Climate change has affected the mental health of people in Bangladesh as a number of people have been suffering from mental health problems both in urban and rural areas, says a study.

Scientists announced the alarming results of the study on Monday that was published in the journal Lancet Planetary Health, reports CNET.

The study looked at how climate change impacts the mental health of people who live in Bangladesh – a country considered one of the most vulnerable to the climate change impacts.

During the study, climate variables at 43 weather stations in Bangladesh were measured to track parameters such as seasonal temperature, humidity and flooding occurrences over two months.

Then 7,000 citizens in both urban and rural areas were surveyed first in August and September 2019, and then again in January and February 2020, to assess how subjects' anxiety and depression changed amid weather fluctuations tied to global warming.

The results revealed that people who experienced higher temperatures (by 1 degree Celsius) during the two months preceding the study had a 21 percent higher probability of having an anxiety disorder and a 24 percent higher probability of having depression.

The study report also suggested that an increase in humidity (specifically, a 1 gram of moisture increase per cubic meter of air) created a six percent higher probability of having both anxiety and depression.

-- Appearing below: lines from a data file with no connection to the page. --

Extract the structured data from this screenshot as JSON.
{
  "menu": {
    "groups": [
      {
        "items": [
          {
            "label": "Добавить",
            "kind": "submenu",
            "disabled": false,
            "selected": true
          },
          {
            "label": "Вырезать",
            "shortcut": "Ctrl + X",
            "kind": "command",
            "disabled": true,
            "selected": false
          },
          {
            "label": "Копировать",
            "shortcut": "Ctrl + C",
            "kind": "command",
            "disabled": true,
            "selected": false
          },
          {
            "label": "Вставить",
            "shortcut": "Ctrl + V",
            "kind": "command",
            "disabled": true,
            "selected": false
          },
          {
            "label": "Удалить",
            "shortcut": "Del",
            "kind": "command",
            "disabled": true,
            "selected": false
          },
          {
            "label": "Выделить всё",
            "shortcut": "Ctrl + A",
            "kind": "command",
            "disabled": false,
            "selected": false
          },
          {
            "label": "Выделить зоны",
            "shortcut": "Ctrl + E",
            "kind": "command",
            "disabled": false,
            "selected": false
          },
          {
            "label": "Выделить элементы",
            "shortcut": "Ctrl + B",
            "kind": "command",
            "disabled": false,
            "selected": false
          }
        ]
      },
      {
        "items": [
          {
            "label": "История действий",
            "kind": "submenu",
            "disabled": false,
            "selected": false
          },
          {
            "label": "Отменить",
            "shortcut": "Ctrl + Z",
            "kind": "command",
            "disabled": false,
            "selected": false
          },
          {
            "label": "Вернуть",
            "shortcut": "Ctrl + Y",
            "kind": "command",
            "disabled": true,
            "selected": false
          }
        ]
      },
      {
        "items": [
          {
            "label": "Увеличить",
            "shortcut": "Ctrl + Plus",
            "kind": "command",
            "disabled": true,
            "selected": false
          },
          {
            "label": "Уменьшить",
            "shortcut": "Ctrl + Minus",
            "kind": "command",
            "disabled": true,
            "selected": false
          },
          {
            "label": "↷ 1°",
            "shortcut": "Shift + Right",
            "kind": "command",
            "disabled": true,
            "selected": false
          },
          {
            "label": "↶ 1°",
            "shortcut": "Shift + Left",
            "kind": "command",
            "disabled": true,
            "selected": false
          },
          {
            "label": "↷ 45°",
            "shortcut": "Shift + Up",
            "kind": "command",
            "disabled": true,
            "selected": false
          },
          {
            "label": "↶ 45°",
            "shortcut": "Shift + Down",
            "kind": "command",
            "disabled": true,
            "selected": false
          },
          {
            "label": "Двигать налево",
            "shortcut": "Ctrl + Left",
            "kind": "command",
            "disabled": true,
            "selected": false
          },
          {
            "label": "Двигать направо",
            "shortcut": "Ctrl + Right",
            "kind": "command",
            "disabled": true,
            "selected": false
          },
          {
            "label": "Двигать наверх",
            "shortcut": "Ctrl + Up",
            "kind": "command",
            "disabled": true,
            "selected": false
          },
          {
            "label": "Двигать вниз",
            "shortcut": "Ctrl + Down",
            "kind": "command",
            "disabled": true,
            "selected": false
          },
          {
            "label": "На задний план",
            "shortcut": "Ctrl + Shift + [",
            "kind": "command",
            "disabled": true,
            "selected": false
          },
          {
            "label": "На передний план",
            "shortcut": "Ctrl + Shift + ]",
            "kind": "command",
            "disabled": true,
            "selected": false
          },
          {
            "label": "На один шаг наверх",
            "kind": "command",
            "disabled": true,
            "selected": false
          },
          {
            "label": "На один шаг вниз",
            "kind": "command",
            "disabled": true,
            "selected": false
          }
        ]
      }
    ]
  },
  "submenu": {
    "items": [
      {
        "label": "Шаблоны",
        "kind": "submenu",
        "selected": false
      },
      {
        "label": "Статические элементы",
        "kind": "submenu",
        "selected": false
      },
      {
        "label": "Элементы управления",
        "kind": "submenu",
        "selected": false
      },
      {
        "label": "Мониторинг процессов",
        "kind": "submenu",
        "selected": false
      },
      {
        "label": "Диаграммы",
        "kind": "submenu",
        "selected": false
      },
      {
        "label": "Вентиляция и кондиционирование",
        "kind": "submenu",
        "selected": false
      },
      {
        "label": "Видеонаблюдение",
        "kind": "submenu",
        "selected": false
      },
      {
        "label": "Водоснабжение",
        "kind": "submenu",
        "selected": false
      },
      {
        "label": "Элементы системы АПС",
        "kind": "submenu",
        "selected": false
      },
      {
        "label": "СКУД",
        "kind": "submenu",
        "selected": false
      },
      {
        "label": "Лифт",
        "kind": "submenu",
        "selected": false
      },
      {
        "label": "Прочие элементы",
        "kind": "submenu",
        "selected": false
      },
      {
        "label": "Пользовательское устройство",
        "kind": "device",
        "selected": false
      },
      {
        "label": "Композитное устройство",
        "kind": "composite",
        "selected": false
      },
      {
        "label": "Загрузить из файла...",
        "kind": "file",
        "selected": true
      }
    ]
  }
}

In terms of natural disasters, the study found climate change-induced flooding led to an increased probability of depression by 31 percent, anxiety by 69 percent and both together by a staggering 87 percent.

"We have now established a high-water mark that alas could soon be eclipsed for how climate can impact mental health in a highly vulnerable country. This should serve as a warning for other nations," Syed Shabab Wahid, an assistant professor in the department of global health at Georgetown University's School of Health and lead author of the study, said in a statement.

This study adds to a growing body of research surrounding climate change's impacts on mental health, highlighting once again how this crisis seems to be touching all aspects of our lives.

"As climate change worsens, temperatures and humidity will continue to increase, as will natural disasters, such as extreme flooding, which portends worsening impact on our collective mental health, globally," Syed Shabab Wahid said.

But what's especially concerning for Bangladesh is that things like temperature increases, humidity increases and excessive flooding are all bound to seriously ramp up there as climate change, driven in large part by the burning of fossil fuels, gets harsher.

Already, many coastal areas undergo cyclones twice annually due to the rate at which our planet is heating up – disasters that destroy homes and result in shocking amounts of death.

"Our next steps are twofold. We want to develop and evaluate community-based interventions that are culturally appropriate for Bangladesh, such as offering mental health services to climate-affected communities, of which there are many throughout the country," Wahid said.